        instances = {s:KeyboardKeyStatus(n) for s,n in get_map(bge.logic.keyboard.events,"KEY").items()}
    elif kind == "mouse":
        instances = {s:MouseKeyStatus(n) for s,n in get_map(bge.logic.mouse.events,"MOUSE").items()}
        
    return InputBase(instances)


keyboard = input_factory("keyboard")
mouse = input_factory("mouse")





The optimization idea is usually nice and it is important to keep potential bottlenecks in mind. But you always need to consider the other aspects of development. In most cases it is more important to keep the code readable, otherwise it can be really hard to be maintained.

Lets look at the use cases of your code:

  • it is used for keyboard input.
  • if you have more that 10 users at the same time the design of the game should be reviewed
  • 10 times your controls is not really much that deserves hard optimizations
  • if you really rely on speed … you would need to move that to native code … rather than Python

-> no need to press the last microsecond out of the processing time.

With your changes the code looks much simpler and is easier to read.
I still have a few minor remarks:

  • Rather than checking 0, 1, 2, 3 it would improve the readability by using the predefined constants from the BGE API. Nevertheless the function names already tell what is meant. Therefore it would be a small improvement
  • The code would be even smaller by defining status as (read-only) property -> look the Python docs (@Property annotation). The changes to your code are really small
  • The name InputBase does not match that good anymore … maybe you reduce it to Input
  • I’m not a native English speacker … but I would replace “kind” with “type”
  • You might already noticed I prefer when functions tell what they are doing. I would read “input_factory” sounds like “do input a factory” - I’m pretty sure this is not what you mean. As a class this name would be fine because I expect a “input factory” creates an object “input”. As this is a factory method (rather than a class) I suggest to name it “createInput” or “buildInput”.
  • You can define public constants to allow users to enter the input type. It prevents typing errors too (“mouse” vs “Mouse”):

INPUT_KEYBOARD = "keyboard"
INPUT_MOUSE = "mouse"

  • I strongly recommend to raise an error it the entered type is not processed. Otherwise the user does not get any feedback why the code is not working. The current processing [“InstanceBase(None)”] would result in a NoneType error at a later stage .

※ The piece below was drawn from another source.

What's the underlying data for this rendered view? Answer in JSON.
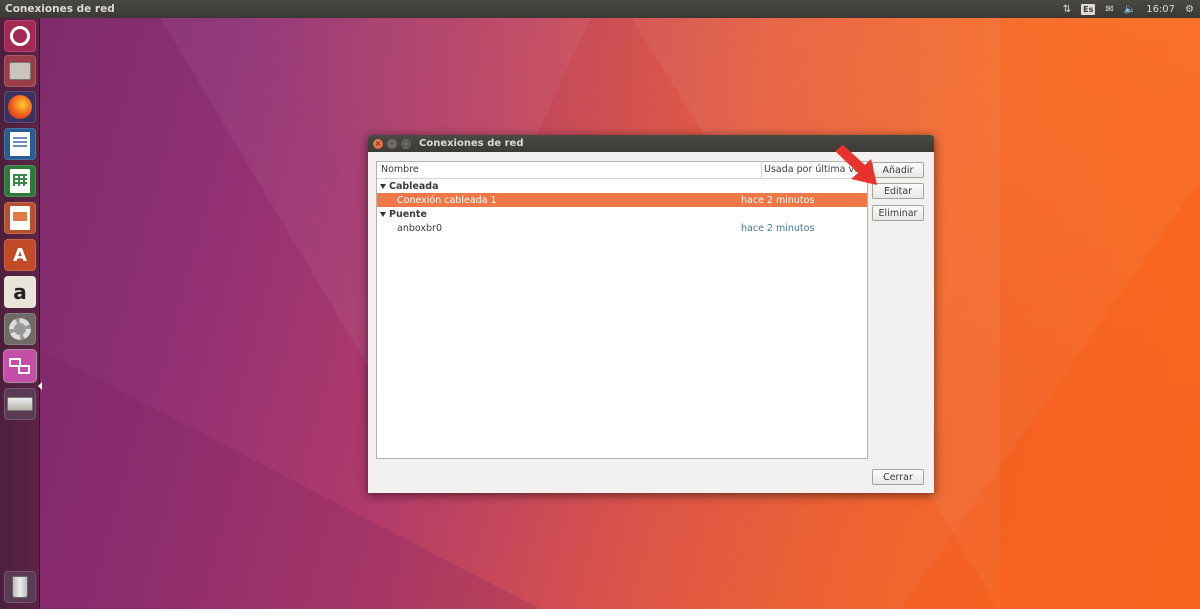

if kind ...
elif kind ...
else raise ...

  • Currently I’m a little bit confused, why the prefixes “KEY”, and “MOUSE” are present just once. Typically you need this twice - one on writing and one on reading. If it is present just once it is usually a sign, that it is not needed for processing (but can help to read the data). [edit]Now I know … because the the it is the prefix provided by the BGE API - so … it is fine[/edit]
  • You explicitly change prefix to upper case. It is entered as uppercase already. I think this is a touch to much especially as the prefix is provided by the same module (not the user). The same belongs to the “att” variable.